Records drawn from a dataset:
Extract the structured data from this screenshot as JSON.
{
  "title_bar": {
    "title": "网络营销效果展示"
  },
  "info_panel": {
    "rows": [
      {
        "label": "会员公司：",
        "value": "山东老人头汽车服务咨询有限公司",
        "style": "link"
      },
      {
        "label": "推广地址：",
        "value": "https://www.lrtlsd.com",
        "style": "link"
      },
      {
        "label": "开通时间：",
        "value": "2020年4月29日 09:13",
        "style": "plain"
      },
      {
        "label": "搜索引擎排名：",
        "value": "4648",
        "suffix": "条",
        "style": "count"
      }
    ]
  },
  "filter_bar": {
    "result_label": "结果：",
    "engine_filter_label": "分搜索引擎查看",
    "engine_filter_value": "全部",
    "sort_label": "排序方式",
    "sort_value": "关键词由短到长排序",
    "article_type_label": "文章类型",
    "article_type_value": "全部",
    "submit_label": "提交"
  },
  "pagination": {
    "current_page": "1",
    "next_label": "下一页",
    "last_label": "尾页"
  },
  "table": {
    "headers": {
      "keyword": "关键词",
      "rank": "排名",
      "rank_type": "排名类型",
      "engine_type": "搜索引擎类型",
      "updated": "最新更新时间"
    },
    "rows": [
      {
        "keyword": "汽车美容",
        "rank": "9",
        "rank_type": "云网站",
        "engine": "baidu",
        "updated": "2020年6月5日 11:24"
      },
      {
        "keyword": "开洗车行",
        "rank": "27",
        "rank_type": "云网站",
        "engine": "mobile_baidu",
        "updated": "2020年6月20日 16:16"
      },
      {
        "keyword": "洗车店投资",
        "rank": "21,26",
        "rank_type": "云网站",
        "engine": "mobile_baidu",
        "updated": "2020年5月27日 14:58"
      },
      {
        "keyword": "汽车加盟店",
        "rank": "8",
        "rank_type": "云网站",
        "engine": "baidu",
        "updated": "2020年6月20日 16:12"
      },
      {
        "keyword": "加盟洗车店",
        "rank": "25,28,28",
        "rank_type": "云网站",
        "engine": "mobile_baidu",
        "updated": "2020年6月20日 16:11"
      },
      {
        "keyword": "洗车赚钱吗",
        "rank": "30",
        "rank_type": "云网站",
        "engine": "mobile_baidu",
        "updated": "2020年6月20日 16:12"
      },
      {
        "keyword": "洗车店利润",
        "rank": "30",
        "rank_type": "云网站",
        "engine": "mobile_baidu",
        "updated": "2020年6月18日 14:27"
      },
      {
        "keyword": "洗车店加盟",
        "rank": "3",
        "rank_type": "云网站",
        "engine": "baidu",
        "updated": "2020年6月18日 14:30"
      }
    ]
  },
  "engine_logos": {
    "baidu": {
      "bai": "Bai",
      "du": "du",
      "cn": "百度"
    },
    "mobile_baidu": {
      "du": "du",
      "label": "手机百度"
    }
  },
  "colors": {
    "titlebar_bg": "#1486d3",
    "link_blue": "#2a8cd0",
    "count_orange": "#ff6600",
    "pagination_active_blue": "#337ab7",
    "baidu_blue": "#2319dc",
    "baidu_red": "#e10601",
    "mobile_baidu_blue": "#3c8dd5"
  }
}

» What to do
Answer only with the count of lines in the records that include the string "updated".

» Written response
9